Sports Illustrated Unveiling e-Reader Product

Time Inc.’s Sports Illustrated is the latest publisher to reveal how it would translate a print magazine to magazine-friendly e-readers that are expected to come out in the next several months.
 
Time Inc. has been working with Web site design firm The Wonderfactory, which helped create the SI tablet version and which is doing the same for Time and other Time Inc. magazines, according to Wonderfactory founder and creative director David Link.
 
Link’s firm also is working on an application that would translate all of Time Inc.’s magazines to the iPhone.
 
Publishers have been scrambling to figure out how to adapt their print magazines to small screens in response to the iPhone’s popularity and anticipated adoption of tablets offering color, sound and video features.
 
Importantly, the devices all offer the prospect of charging readers at a time when publishers can’t depend on ad revenue to grow as it used to.
 
Condé Nast, for one, has introduced an iPhone application for displaying its print magazines, starting with GQ; and an imagined version of how Wired would translate to a tablet.
 
In the case of SI, the tablet version would take full advantage of the magazine’s rich stock of photos and video, said Terry McDonell, editor of the Sports Illustrated Group.
 
Readers also would be able to change the order in which the content is displayed, customize it around their favorite sport and send photos and articles to friends.
 
“We wanted color, a magazine experience translated in a way that makes it new,” McDonell said during a demontration of the tablet version that he gave to reporters Dec. 2. “Most important, it’s about curation. It’s about a point of view. We wanted to keep that DNA and come up with something new.”
 
McDonell said a pay model for the SI tablet version hasn’t been determined. But he said that in focus groups, people expressed willingness to pay for the tablet version in addition to the printed magazine.
 
One way the tablet version would incentivize people to pay would be by offering advantages over the magazine and Web site, such as additional photos that don’t make it in the magazine or online.
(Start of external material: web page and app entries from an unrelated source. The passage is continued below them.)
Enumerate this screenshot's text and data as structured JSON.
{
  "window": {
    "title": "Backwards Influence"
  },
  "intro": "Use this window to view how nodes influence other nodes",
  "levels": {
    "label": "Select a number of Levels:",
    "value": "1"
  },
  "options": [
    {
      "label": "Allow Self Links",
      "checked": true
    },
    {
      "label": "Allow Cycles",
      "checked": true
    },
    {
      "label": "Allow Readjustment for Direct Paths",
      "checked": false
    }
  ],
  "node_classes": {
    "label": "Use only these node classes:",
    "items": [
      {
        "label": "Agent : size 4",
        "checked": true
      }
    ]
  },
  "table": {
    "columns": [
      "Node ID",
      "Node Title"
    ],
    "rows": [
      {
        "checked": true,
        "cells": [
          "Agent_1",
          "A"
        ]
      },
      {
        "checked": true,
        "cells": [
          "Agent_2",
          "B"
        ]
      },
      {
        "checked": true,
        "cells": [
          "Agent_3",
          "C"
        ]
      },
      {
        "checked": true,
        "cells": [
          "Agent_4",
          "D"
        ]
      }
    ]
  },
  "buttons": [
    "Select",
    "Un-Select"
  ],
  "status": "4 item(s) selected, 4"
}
SI also is developing new games solely for the tablet. Last but not least, SI plans to make videos of its iconic swimsuit issue shoots available on the tablet.
 
While the printed magazine would be available in its entirety on the tablet, McDonell estimated that fully 70 percent of the content on the tablet version would be material that readers couldn’t find online.
 
“I’m not working as hard for [the reader] on my Web site as I am here,” he explained, referring to the effort that will go into the tablet version.

Take a look at a demo of the tablet here.